Art and Design & Technology
Many lessons are held in our specialist Art and Science room, the Leonardo Da Vinci room on the ground floor. If art, craft and design embody some of the highest forms of human creativity, then pupils should be able to think critically and develop a more rigorous understanding of art and design. They will produce creative work, explore ideas and record their experiences; they will practise and develop skills while beginning to become proficient in the knowledge of great artists, craft makers and designers.
Information & Communication Technology (ICT)
With our specialised and dedicated ICT room, we are integrating ICT learning into every subject when appropriate. Students develop the key skills of understanding, organising, and analysing information through the use of digital technology. Computing has deep links with mathematics, science, design and technology, and provides insights into both natural and artificial systems. They will learn about fundamental principles and concepts of computer science, about analysis, and learn to become responsible, competent, confident and creative users of information and communication technology.
Music is a universal language that embodies one of the highest forms of creativity. A high-quality music education should engage and inspire pupils to develop a love of music and to engage their talent as musicians, and so increase their self-confidence, creativity and sense of achievement. Our specialist music teacher from the Passy Campus will deliver a course in which they learn to sing and to use their voices, to create and compose music on their own and with others, as well as learning how to understand and explore music.
Theatre teaches us to stretch and improve our creative side. Our theatre specialist gives students opportunities to develop this in order to perform with self-confidence, to participate collaboratively, to improve focus and maintain concentration; to enrich communication skills and social interaction and promote cultural understanding. It is played out through games, vocal exercises, physicality and teamwork. It is fun, it is something that all children love and it nurtures respect and cooperation.
Physical Education (PE)
A high-quality physical education curriculum inspires all pupils to succeed and excel at physically-demanding activities. It should provide opportunities for pupils to become physically confident in a way which supports their health and fitness, to build character and help to embed values such as fairness and respect.

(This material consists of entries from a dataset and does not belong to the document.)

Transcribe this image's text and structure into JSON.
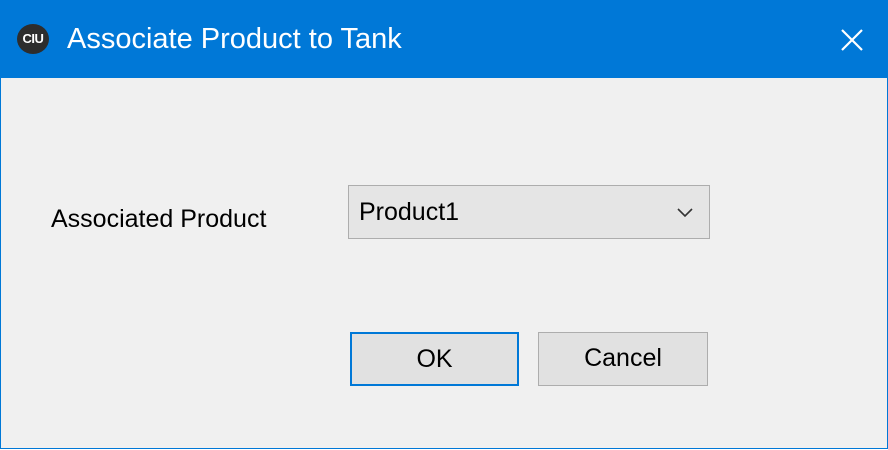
{
  "window": {
    "title": "Associate Product to Tank",
    "app_icon_text": "CIU",
    "close_icon": "close-icon",
    "accent_color": "#0078d7"
  },
  "form": {
    "associated_product_label": "Associated Product",
    "associated_product_value": "Product1",
    "dropdown_icon": "chevron-down-icon"
  },
  "buttons": {
    "ok_label": "OK",
    "cancel_label": "Cancel"
  }
}
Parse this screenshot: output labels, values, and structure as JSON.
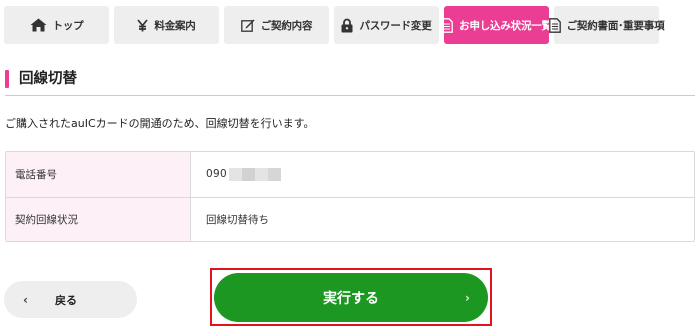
{
  "nav": {
    "tabs": [
      {
        "label": "トップ",
        "icon": "home-icon",
        "active": false
      },
      {
        "label": "料金案内",
        "icon": "yen-icon",
        "active": false
      },
      {
        "label": "ご契約内容",
        "icon": "edit-icon",
        "active": false
      },
      {
        "label": "パスワード変更",
        "icon": "lock-icon",
        "active": false
      },
      {
        "label": "お申し込み状況一覧",
        "icon": "document-icon",
        "active": true
      },
      {
        "label": "ご契約書面･重要事項",
        "icon": "document-icon",
        "active": false
      }
    ]
  },
  "page": {
    "title": "回線切替",
    "description": "ご購入されたauICカードの開通のため、回線切替を行います。"
  },
  "info": {
    "rows": [
      {
        "label": "電話番号",
        "value": "090"
      },
      {
        "label": "契約回線状況",
        "value": "回線切替待ち"
      }
    ]
  },
  "buttons": {
    "back_label": "戻る",
    "back_icon": "chevron-left-icon",
    "submit_label": "実行する",
    "submit_icon": "chevron-right-icon"
  },
  "colors": {
    "accent": "#eb3d93",
    "primary": "#1b9722",
    "highlight": "#e0141e",
    "label_bg": "#fdf0f6"
  }
}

We have an agreement with the Town Hall of Paris and are able to use their facilities which are close to the Hippodrome d’Auteuil. A coach takes them there and brings them back. Sport is run by our English-speaking specialist sports teacher from the Passy Campus and backed up by French-speaking assistants, so it is truly bi-lingual. P.E. is there as an integral part of our curriculum and, like Theatre and Music, complements character traits such as teamwork and respect. It also ensures that all pupils are physically active for sustained periods of time and that they are encouraged to lead healthy, active lives.
Modern Foreign Language: Chinese (Mandarin)
Learning another language is yet one more move to fostering pupils’ curiosity and deepening their understanding of the world. It should enable pupils to express their ideas and thoughts in another language and to understand and respond to its speakers, both in speech and in writing.
This takes place on Wednesday afternoons, within the framework of Kingsworth’s language boost programme. Some children will be participating in support English or support French until they get their French-English bilingualism to a level where it will be appropriate and comfortable for them to take on a third language under the umbrella of our bilingual programme plus.